--- INFORMATION GIVEN ---
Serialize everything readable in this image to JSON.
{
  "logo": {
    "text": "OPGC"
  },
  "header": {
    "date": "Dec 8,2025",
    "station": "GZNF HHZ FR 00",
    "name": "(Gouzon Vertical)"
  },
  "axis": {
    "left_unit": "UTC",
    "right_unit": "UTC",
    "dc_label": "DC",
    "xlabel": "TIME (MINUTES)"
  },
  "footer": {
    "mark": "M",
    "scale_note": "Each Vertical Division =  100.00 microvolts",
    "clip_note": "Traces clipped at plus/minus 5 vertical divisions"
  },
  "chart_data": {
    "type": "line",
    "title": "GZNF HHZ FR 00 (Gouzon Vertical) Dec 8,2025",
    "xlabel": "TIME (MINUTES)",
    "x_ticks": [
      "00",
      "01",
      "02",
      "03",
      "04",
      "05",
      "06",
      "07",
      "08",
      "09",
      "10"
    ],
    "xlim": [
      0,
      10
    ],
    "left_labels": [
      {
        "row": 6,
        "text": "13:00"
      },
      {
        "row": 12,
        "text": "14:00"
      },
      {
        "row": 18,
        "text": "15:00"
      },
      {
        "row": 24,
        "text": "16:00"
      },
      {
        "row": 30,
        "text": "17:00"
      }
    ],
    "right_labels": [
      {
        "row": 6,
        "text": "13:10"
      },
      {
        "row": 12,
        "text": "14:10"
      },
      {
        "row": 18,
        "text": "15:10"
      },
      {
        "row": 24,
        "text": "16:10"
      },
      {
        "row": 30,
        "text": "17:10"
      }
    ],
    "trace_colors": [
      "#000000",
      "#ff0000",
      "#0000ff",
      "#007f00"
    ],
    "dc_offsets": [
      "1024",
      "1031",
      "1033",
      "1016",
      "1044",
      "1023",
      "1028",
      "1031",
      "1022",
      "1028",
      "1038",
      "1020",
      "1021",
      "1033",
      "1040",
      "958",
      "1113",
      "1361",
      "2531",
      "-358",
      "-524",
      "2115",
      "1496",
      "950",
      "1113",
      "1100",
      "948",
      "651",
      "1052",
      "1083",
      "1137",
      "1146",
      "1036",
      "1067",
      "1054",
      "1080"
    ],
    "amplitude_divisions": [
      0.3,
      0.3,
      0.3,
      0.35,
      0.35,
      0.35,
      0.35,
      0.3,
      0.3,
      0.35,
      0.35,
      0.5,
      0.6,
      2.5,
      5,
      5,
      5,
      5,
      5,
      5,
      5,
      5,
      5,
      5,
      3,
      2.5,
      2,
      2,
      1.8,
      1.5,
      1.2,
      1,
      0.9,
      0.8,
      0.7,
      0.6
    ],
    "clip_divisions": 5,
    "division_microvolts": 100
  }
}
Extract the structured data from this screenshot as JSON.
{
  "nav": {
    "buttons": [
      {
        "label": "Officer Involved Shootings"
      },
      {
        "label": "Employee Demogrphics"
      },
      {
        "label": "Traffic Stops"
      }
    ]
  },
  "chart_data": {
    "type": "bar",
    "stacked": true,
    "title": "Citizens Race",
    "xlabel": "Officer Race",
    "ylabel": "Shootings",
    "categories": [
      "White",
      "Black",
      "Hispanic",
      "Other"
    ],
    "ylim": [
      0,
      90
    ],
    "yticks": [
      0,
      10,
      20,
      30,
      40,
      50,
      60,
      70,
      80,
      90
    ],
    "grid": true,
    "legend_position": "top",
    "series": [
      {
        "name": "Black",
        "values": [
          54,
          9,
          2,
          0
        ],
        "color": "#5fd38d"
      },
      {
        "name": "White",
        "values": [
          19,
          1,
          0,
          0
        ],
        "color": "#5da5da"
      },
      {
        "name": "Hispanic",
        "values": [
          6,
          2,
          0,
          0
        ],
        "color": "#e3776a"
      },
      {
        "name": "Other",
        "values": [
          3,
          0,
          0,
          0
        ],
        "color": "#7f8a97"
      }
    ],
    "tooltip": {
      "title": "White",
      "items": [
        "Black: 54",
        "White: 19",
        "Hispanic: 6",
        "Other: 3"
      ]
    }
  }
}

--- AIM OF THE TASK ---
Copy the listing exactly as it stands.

--- RESPONSE FOR THIS EXERCISE ---
Serialize everything readable in this image to JSON.
{
  "logo": {
    "text": "OPGC"
  },
  "header": {
    "date": "Dec 8,2025",
    "station": "GZNF HHZ FR 00",
    "name": "(Gouzon Vertical)"
  },
  "axis": {
    "left_unit": "UTC",
    "right_unit": "UTC",
    "dc_label": "DC",
    "xlabel": "TIME (MINUTES)"
  },
  "footer": {
    "mark": "M",
    "scale_note": "Each Vertical Division =  100.00 microvolts",
    "clip_note": "Traces clipped at plus/minus 5 vertical divisions"
  },
  "chart_data": {
    "type": "line",
    "title": "GZNF HHZ FR 00 (Gouzon Vertical) Dec 8,2025",
    "xlabel": "TIME (MINUTES)",
    "x_ticks": [
      "00",
      "01",
      "02",
      "03",
      "04",
      "05",
      "06",
      "07",
      "08",
      "09",
      "10"
    ],
    "xlim": [
      0,
      10
    ],
    "left_labels": [
      {
        "row": 6,
        "text": "13:00"
      },
      {
        "row": 12,
        "text": "14:00"
      },
      {
        "row": 18,
        "text": "15:00"
      },
      {
        "row": 24,
        "text": "16:00"
      },
      {
        "row": 30,
        "text": "17:00"
      }
    ],
    "right_labels": [
      {
        "row": 6,
        "text": "13:10"
      },
      {
        "row": 12,
        "text": "14:10"
      },
      {
        "row": 18,
        "text": "15:10"
      },
      {
        "row": 24,
        "text": "16:10"
      },
      {
        "row": 30,
        "text": "17:10"
      }
    ],
    "trace_colors": [
      "#000000",
      "#ff0000",
      "#0000ff",
      "#007f00"
    ],
    "dc_offsets": [
      "1024",
      "1031",
      "1033",
      "1016",
      "1044",
      "1023",
      "1028",
      "1031",
      "1022",
      "1028",
      "1038",
      "1020",
      "1021",
      "1033",
      "1040",
      "958",
      "1113",
      "1361",
      "2531",
      "-358",
      "-524",
      "2115",
      "1496",
      "950",
      "1113",
      "1100",
      "948",
      "651",
      "1052",
      "1083",
      "1137",
      "1146",
      "1036",
      "1067",
      "1054",
      "1080"
    ],
    "amplitude_divisions": [
      0.3,
      0.3,
      0.3,
      0.35,
      0.35,
      0.35,
      0.35,
      0.3,
      0.3,
      0.35,
      0.35,
      0.5,
      0.6,
      2.5,
      5,
      5,
      5,
      5,
      5,
      5,
      5,
      5,
      5,
      5,
      3,
      2.5,
      2,
      2,
      1.8,
      1.5,
      1.2,
      1,
      0.9,
      0.8,
      0.7,
      0.6
    ],
    "clip_divisions": 5,
    "division_microvolts": 100
  }
}
Extract the structured data from this screenshot as JSON.
{
  "nav": {
    "buttons": [
      {
        "label": "Officer Involved Shootings"
      },
      {
        "label": "Employee Demogrphics"
      },
      {
        "label": "Traffic Stops"
      }
    ]
  },
  "chart_data": {
    "type": "bar",
    "stacked": true,
    "title": "Citizens Race",
    "xlabel": "Officer Race",
    "ylabel": "Shootings",
    "categories": [
      "White",
      "Black",
      "Hispanic",
      "Other"
    ],
    "ylim": [
      0,
      90
    ],
    "yticks": [
      0,
      10,
      20,
      30,
      40,
      50,
      60,
      70,
      80,
      90
    ],
    "grid": true,
    "legend_position": "top",
    "series": [
      {
        "name": "Black",
        "values": [
          54,
          9,
          2,
          0
        ],
        "color": "#5fd38d"
      },
      {
        "name": "White",
        "values": [
          19,
          1,
          0,
          0
        ],
        "color": "#5da5da"
      },
      {
        "name": "Hispanic",
        "values": [
          6,
          2,
          0,
          0
        ],
        "color": "#e3776a"
      },
      {
        "name": "Other",
        "values": [
          3,
          0,
          0,
          0
        ],
        "color": "#7f8a97"
      }
    ],
    "tooltip": {
      "title": "White",
      "items": [
        "Black: 54",
        "White: 19",
        "Hispanic: 6",
        "Other: 3"
      ]
    }
  }
}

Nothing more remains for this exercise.